Try it: Would you reproduce the listing exactly, leaving nothing out?

Information supplied:
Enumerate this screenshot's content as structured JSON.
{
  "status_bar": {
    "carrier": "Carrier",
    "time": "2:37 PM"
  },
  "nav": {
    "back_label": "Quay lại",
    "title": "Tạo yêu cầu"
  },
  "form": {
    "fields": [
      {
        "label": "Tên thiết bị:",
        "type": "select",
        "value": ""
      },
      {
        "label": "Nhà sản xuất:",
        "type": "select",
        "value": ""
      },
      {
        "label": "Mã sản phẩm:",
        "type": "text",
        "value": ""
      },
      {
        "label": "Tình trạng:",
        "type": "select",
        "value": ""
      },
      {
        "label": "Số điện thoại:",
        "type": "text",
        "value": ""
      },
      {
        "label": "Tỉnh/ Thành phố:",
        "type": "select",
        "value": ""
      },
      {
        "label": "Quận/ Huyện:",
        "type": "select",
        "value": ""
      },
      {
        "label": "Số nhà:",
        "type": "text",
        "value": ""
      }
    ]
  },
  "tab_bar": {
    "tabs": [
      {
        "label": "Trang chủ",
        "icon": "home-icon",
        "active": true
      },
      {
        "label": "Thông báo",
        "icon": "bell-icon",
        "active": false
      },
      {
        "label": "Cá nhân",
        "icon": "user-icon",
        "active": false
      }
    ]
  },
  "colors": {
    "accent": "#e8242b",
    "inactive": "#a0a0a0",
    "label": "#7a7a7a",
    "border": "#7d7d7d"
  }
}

Exercise answer:
Enumerate this screenshot's content as structured JSON.
{
  "status_bar": {
    "carrier": "Carrier",
    "time": "2:37 PM"
  },
  "nav": {
    "back_label": "Quay lại",
    "title": "Tạo yêu cầu"
  },
  "form": {
    "fields": [
      {
        "label": "Tên thiết bị:",
        "type": "select",
        "value": ""
      },
      {
        "label": "Nhà sản xuất:",
        "type": "select",
        "value": ""
      },
      {
        "label": "Mã sản phẩm:",
        "type": "text",
        "value": ""
      },
      {
        "label": "Tình trạng:",
        "type": "select",
        "value": ""
      },
      {
        "label": "Số điện thoại:",
        "type": "text",
        "value": ""
      },
      {
        "label": "Tỉnh/ Thành phố:",
        "type": "select",
        "value": ""
      },
      {
        "label": "Quận/ Huyện:",
        "type": "select",
        "value": ""
      },
      {
        "label": "Số nhà:",
        "type": "text",
        "value": ""
      }
    ]
  },
  "tab_bar": {
    "tabs": [
      {
        "label": "Trang chủ",
        "icon": "home-icon",
        "active": true
      },
      {
        "label": "Thông báo",
        "icon": "bell-icon",
        "active": false
      },
      {
        "label": "Cá nhân",
        "icon": "user-icon",
        "active": false
      }
    ]
  },
  "colors": {
    "accent": "#e8242b",
    "inactive": "#a0a0a0",
    "label": "#7a7a7a",
    "border": "#7d7d7d"
  }
}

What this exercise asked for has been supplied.